[Component data from apps and pages]
——————
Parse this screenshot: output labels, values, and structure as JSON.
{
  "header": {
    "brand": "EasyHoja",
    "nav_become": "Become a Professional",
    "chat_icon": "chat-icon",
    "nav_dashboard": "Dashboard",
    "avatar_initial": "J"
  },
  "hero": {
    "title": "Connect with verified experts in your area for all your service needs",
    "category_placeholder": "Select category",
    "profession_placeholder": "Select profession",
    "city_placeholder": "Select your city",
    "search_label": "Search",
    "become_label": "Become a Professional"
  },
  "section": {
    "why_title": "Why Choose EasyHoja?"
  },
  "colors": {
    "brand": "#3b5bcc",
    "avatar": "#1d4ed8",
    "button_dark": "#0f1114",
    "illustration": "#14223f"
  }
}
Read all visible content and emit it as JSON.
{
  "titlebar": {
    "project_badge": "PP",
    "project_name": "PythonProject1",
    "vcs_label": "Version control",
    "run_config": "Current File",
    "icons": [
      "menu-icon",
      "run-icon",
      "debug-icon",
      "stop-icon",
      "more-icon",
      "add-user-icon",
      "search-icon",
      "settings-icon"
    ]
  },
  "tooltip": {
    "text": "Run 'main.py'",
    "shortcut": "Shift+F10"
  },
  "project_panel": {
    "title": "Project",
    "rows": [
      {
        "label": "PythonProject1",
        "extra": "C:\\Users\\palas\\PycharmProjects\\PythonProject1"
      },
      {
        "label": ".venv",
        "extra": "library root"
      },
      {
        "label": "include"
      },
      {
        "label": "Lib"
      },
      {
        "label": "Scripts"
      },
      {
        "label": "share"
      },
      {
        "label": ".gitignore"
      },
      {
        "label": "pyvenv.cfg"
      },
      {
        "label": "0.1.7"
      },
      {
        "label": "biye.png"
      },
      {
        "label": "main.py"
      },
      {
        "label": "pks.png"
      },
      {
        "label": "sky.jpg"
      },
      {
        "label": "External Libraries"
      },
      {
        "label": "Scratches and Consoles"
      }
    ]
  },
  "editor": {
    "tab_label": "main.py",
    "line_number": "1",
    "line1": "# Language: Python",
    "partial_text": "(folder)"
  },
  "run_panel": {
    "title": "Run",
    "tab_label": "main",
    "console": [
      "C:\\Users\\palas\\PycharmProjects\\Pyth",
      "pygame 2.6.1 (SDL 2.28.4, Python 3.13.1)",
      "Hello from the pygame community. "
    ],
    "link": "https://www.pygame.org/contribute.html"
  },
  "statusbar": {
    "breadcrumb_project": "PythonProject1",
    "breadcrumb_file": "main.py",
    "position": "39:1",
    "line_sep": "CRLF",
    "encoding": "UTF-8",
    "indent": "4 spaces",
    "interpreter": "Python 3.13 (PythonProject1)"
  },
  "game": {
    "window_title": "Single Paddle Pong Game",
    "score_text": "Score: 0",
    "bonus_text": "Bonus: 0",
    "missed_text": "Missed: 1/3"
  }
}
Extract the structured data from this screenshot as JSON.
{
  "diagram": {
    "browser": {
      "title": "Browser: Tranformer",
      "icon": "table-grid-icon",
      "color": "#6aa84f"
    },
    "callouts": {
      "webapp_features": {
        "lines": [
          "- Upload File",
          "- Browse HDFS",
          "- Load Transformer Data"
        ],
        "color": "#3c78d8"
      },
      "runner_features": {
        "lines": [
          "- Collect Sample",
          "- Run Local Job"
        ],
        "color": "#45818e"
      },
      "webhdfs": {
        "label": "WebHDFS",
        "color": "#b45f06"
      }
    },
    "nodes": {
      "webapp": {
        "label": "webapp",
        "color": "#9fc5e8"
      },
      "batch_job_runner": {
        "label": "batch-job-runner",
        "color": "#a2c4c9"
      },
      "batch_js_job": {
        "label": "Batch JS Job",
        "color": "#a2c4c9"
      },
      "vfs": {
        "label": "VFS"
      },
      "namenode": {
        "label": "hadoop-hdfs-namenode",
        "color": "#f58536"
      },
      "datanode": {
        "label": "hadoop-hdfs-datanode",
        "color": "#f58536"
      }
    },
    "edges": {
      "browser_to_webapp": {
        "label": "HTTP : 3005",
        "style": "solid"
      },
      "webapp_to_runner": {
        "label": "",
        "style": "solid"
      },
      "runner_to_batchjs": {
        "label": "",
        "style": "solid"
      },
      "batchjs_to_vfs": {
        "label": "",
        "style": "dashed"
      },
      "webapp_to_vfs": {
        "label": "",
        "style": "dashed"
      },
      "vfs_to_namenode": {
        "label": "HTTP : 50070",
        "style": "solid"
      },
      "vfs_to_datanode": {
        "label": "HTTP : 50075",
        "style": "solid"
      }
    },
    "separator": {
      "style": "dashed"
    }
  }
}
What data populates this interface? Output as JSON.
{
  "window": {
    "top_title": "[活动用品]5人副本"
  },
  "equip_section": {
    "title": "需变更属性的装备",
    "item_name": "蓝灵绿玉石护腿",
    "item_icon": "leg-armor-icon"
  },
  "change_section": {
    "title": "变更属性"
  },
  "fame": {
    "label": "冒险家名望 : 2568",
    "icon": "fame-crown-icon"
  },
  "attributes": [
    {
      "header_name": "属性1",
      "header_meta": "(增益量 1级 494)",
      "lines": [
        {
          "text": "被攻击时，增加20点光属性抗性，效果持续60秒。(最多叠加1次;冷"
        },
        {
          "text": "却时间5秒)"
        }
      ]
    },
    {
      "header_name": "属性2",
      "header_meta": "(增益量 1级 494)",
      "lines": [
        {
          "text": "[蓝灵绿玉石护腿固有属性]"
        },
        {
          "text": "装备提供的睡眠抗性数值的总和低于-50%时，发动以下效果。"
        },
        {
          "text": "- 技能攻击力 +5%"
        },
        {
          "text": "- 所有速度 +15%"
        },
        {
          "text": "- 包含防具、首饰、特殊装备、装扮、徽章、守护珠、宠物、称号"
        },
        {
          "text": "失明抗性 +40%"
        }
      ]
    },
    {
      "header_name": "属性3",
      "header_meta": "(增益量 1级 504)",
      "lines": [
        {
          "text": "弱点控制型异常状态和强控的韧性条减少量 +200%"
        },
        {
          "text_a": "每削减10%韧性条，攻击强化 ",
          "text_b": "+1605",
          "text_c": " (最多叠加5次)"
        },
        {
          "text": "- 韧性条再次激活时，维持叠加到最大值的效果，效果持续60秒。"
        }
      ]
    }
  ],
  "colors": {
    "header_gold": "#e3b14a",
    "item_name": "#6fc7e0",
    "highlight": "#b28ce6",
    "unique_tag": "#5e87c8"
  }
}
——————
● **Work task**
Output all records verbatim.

● **Answer below**
Parse this screenshot: output labels, values, and structure as JSON.
{
  "header": {
    "brand": "EasyHoja",
    "nav_become": "Become a Professional",
    "chat_icon": "chat-icon",
    "nav_dashboard": "Dashboard",
    "avatar_initial": "J"
  },
  "hero": {
    "title": "Connect with verified experts in your area for all your service needs",
    "category_placeholder": "Select category",
    "profession_placeholder": "Select profession",
    "city_placeholder": "Select your city",
    "search_label": "Search",
    "become_label": "Become a Professional"
  },
  "section": {
    "why_title": "Why Choose EasyHoja?"
  },
  "colors": {
    "brand": "#3b5bcc",
    "avatar": "#1d4ed8",
    "button_dark": "#0f1114",
    "illustration": "#14223f"
  }
}
Read all visible content and emit it as JSON.
{
  "titlebar": {
    "project_badge": "PP",
    "project_name": "PythonProject1",
    "vcs_label": "Version control",
    "run_config": "Current File",
    "icons": [
      "menu-icon",
      "run-icon",
      "debug-icon",
      "stop-icon",
      "more-icon",
      "add-user-icon",
      "search-icon",
      "settings-icon"
    ]
  },
  "tooltip": {
    "text": "Run 'main.py'",
    "shortcut": "Shift+F10"
  },
  "project_panel": {
    "title": "Project",
    "rows": [
      {
        "label": "PythonProject1",
        "extra": "C:\\Users\\palas\\PycharmProjects\\PythonProject1"
      },
      {
        "label": ".venv",
        "extra": "library root"
      },
      {
        "label": "include"
      },
      {
        "label": "Lib"
      },
      {
        "label": "Scripts"
      },
      {
        "label": "share"
      },
      {
        "label": ".gitignore"
      },
      {
        "label": "pyvenv.cfg"
      },
      {
        "label": "0.1.7"
      },
      {
        "label": "biye.png"
      },
      {
        "label": "main.py"
      },
      {
        "label": "pks.png"
      },
      {
        "label": "sky.jpg"
      },
      {
        "label": "External Libraries"
      },
      {
        "label": "Scratches and Consoles"
      }
    ]
  },
  "editor": {
    "tab_label": "main.py",
    "line_number": "1",
    "line1": "# Language: Python",
    "partial_text": "(folder)"
  },
  "run_panel": {
    "title": "Run",
    "tab_label": "main",
    "console": [
      "C:\\Users\\palas\\PycharmProjects\\Pyth",
      "pygame 2.6.1 (SDL 2.28.4, Python 3.13.1)",
      "Hello from the pygame community. "
    ],
    "link": "https://www.pygame.org/contribute.html"
  },
  "statusbar": {
    "breadcrumb_project": "PythonProject1",
    "breadcrumb_file": "main.py",
    "position": "39:1",
    "line_sep": "CRLF",
    "encoding": "UTF-8",
    "indent": "4 spaces",
    "interpreter": "Python 3.13 (PythonProject1)"
  },
  "game": {
    "window_title": "Single Paddle Pong Game",
    "score_text": "Score: 0",
    "bonus_text": "Bonus: 0",
    "missed_text": "Missed: 1/3"
  }
}
Extract the structured data from this screenshot as JSON.
{
  "diagram": {
    "browser": {
      "title": "Browser: Tranformer",
      "icon": "table-grid-icon",
      "color": "#6aa84f"
    },
    "callouts": {
      "webapp_features": {
        "lines": [
          "- Upload File",
          "- Browse HDFS",
          "- Load Transformer Data"
        ],
        "color": "#3c78d8"
      },
      "runner_features": {
        "lines": [
          "- Collect Sample",
          "- Run Local Job"
        ],
        "color": "#45818e"
      },
      "webhdfs": {
        "label": "WebHDFS",
        "color": "#b45f06"
      }
    },
    "nodes": {
      "webapp": {
        "label": "webapp",
        "color": "#9fc5e8"
      },
      "batch_job_runner": {
        "label": "batch-job-runner",
        "color": "#a2c4c9"
      },
      "batch_js_job": {
        "label": "Batch JS Job",
        "color": "#a2c4c9"
      },
      "vfs": {
        "label": "VFS"
      },
      "namenode": {
        "label": "hadoop-hdfs-namenode",
        "color": "#f58536"
      },
      "datanode": {
        "label": "hadoop-hdfs-datanode",
        "color": "#f58536"
      }
    },
    "edges": {
      "browser_to_webapp": {
        "label": "HTTP : 3005",
        "style": "solid"
      },
      "webapp_to_runner": {
        "label": "",
        "style": "solid"
      },
      "runner_to_batchjs": {
        "label": "",
        "style": "solid"
      },
      "batchjs_to_vfs": {
        "label": "",
        "style": "dashed"
      },
      "webapp_to_vfs": {
        "label": "",
        "style": "dashed"
      },
      "vfs_to_namenode": {
        "label": "HTTP : 50070",
        "style": "solid"
      },
      "vfs_to_datanode": {
        "label": "HTTP : 50075",
        "style": "solid"
      }
    },
    "separator": {
      "style": "dashed"
    }
  }
}
What data populates this interface? Output as JSON.
{
  "window": {
    "top_title": "[活动用品]5人副本"
  },
  "equip_section": {
    "title": "需变更属性的装备",
    "item_name": "蓝灵绿玉石护腿",
    "item_icon": "leg-armor-icon"
  },
  "change_section": {
    "title": "变更属性"
  },
  "fame": {
    "label": "冒险家名望 : 2568",
    "icon": "fame-crown-icon"
  },
  "attributes": [
    {
      "header_name": "属性1",
      "header_meta": "(增益量 1级 494)",
      "lines": [
        {
          "text": "被攻击时，增加20点光属性抗性，效果持续60秒。(最多叠加1次;冷"
        },
        {
          "text": "却时间5秒)"
        }
      ]
    },
    {
      "header_name": "属性2",
      "header_meta": "(增益量 1级 494)",
      "lines": [
        {
          "text": "[蓝灵绿玉石护腿固有属性]"
        },
        {
          "text": "装备提供的睡眠抗性数值的总和低于-50%时，发动以下效果。"
        },
        {
          "text": "- 技能攻击力 +5%"
        },
        {
          "text": "- 所有速度 +15%"
        },
        {
          "text": "- 包含防具、首饰、特殊装备、装扮、徽章、守护珠、宠物、称号"
        },
        {
          "text": "失明抗性 +40%"
        }
      ]
    },
    {
      "header_name": "属性3",
      "header_meta": "(增益量 1级 504)",
      "lines": [
        {
          "text": "弱点控制型异常状态和强控的韧性条减少量 +200%"
        },
        {
          "text_a": "每削减10%韧性条，攻击强化 ",
          "text_b": "+1605",
          "text_c": " (最多叠加5次)"
        },
        {
          "text": "- 韧性条再次激活时，维持叠加到最大值的效果，效果持续60秒。"
        }
      ]
    }
  ],
  "colors": {
    "header_gold": "#e3b14a",
    "item_name": "#6fc7e0",
    "highlight": "#b28ce6",
    "unique_tag": "#5e87c8"
  }
}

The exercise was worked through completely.